          My third post in the demographic series, these tables aim to give the community character through the natural bounty around them. It should be assumed that every healthy community of note likely has the basics covered and that the results of this table are more emblematic of notable concentrations of resources, but that does not necessarily have to be the case. I would also like to note that every result seeks to be 'interesting' in some way. The reasons for this are simple: if the place wasn't interesting or did not have some sort of central conflict, the Referee would have little reason to go into it. There are plenty of non-spooky forests and mines without hauntings. We're not trying to talk about those. These are places for the PCs to either adventure in, or to try and claim for themselves. Short of conquering or founding towns themselves, there's little means for them to usually gain an in on the ground floor for these sorts of places. To use these tables, simply roll 4d8 and consult the results below. For smaller communities a single roll could suffice, but for larger ones it may be necessary to roll multiple times to simulate more than one basis for the local economy.


d8
Resources of the Community
1
Aquifer.
2
Non-Precious Stone or Metal.
3
Timber.
4
Range land.
5
Fishery.
6
Sap/Rubber.
7
Pelts/Game.
8
Precious Stone or Metal.

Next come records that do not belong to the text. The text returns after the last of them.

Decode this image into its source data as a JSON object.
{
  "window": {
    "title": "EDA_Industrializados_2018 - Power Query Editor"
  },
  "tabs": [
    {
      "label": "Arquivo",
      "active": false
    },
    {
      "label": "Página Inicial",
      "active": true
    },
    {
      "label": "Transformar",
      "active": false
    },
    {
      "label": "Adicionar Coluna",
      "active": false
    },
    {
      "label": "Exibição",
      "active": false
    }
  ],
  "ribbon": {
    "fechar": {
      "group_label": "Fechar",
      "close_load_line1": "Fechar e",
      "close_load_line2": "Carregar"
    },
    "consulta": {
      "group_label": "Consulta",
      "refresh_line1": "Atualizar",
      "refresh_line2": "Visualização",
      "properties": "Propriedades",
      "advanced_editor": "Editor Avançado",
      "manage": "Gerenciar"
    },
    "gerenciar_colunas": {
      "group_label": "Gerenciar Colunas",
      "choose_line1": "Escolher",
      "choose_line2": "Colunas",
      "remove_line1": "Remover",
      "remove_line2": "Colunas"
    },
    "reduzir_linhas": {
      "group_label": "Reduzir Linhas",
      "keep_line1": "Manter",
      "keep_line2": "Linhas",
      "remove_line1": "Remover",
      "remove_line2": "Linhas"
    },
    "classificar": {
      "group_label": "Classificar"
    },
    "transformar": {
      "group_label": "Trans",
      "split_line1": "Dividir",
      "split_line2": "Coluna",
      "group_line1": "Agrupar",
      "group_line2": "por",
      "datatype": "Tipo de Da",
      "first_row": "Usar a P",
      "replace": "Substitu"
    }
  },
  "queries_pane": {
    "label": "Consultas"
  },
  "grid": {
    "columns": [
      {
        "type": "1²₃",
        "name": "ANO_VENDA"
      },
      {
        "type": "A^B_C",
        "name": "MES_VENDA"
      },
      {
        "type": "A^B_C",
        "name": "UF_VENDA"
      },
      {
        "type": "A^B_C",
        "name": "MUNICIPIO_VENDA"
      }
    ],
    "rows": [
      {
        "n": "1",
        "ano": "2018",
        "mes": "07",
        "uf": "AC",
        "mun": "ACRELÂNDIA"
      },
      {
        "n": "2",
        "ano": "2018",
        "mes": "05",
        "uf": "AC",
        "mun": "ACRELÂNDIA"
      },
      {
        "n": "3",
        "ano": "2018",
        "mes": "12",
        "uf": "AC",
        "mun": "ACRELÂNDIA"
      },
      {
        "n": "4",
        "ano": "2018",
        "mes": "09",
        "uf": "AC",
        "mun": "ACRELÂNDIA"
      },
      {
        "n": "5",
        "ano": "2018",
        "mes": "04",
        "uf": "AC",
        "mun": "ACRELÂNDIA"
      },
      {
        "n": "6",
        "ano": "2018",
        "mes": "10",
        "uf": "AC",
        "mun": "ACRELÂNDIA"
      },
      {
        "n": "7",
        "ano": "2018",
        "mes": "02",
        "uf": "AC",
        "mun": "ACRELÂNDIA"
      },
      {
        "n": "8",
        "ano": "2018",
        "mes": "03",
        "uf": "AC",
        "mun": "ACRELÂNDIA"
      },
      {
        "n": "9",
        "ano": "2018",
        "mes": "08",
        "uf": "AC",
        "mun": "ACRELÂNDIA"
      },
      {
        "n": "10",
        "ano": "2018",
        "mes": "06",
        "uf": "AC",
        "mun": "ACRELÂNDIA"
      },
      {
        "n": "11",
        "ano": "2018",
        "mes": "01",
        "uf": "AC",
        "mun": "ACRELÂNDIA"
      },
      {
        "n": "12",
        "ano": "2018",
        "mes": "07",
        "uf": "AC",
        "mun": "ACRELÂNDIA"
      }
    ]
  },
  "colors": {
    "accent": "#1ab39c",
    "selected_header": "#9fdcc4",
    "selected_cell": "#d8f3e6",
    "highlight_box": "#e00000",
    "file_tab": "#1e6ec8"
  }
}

d8
Relative prosperity
1
Nearly exhausted. The community is likely dying if this is the only major resource in the area. The resource itself has nearly petered out.
2
Last legs. While there are some reserves left, it has grown increasingly clear to everyone that the good times are gone.
3
Hard times. If any one was on the precipice of leaving, they'll probably do so now.
4
Rough patch. The easy work has started to dry up; outsiders trying to make their fortune will not be welcome.
5
Business as usual. Residents have long ago developed a routine, the extraction is steady and the methods are all well known and effective.
6
Rising tides. People are rich, there's always a hunger for new laborers and the community is building for the future.
7
Flourishing. New claims are being made all of the time, the amount seems almost endless.
8
Boom Town. The amount of material they have on hand is enough to support their own needs, as well as several smaller outlying communities.



d8
General level of hazard
1
Hellish. Procuring the resource is almost more trouble than it is worth. Perhaps there are hostile beings or spirits guarding it, or it is in an area of active environmental peril.
2
Miserable. There could be aggressive or predatory creatures which lurk in the area, or it could be in a place which is unpleasant to work in, such as an area with constant inclement weather.
3-6
Normal. It is as dangerous to gather this material as it would be in real life.
7
Safe. The resource is well-managed and maintained, perhaps there is competent management, or the area itself has somehow been changed to ease the work.
8
Arcadian. It is so easy to find or secure more of the material that is is nearly worthless locally.


d8
What is unique about it?
1
The resources is contested, whether by another nearby community, or some sort of population or force which guards it.
2
While the quality of the material is objectively as high as any other location, it is widely thought of as being cursed or bringing ill-luck.
3
The material isn't naturally occurring, it is being drawn from the ruins or rubble of some previous civilization.
4
An annual ritual or sacrifice is required to keep the spirits or beings which inhabit the area satisfied. The consequences will be dire if the oblations aren't performed.
5
The resource requires a special treatment or process to be rendered safe to humanoids. This process is a closely guarded secret.
6
A guild or another similar organization controls access. Competitors can expect serious reprisals.
7
The quality of the resource from this area is renowned far and wide. It fetches an unusually high price.
8
Gathering the resource can only be done on a certain schedule. Perhaps it is underwater some of the year, or the path to access it is cut off for weeks or months on end.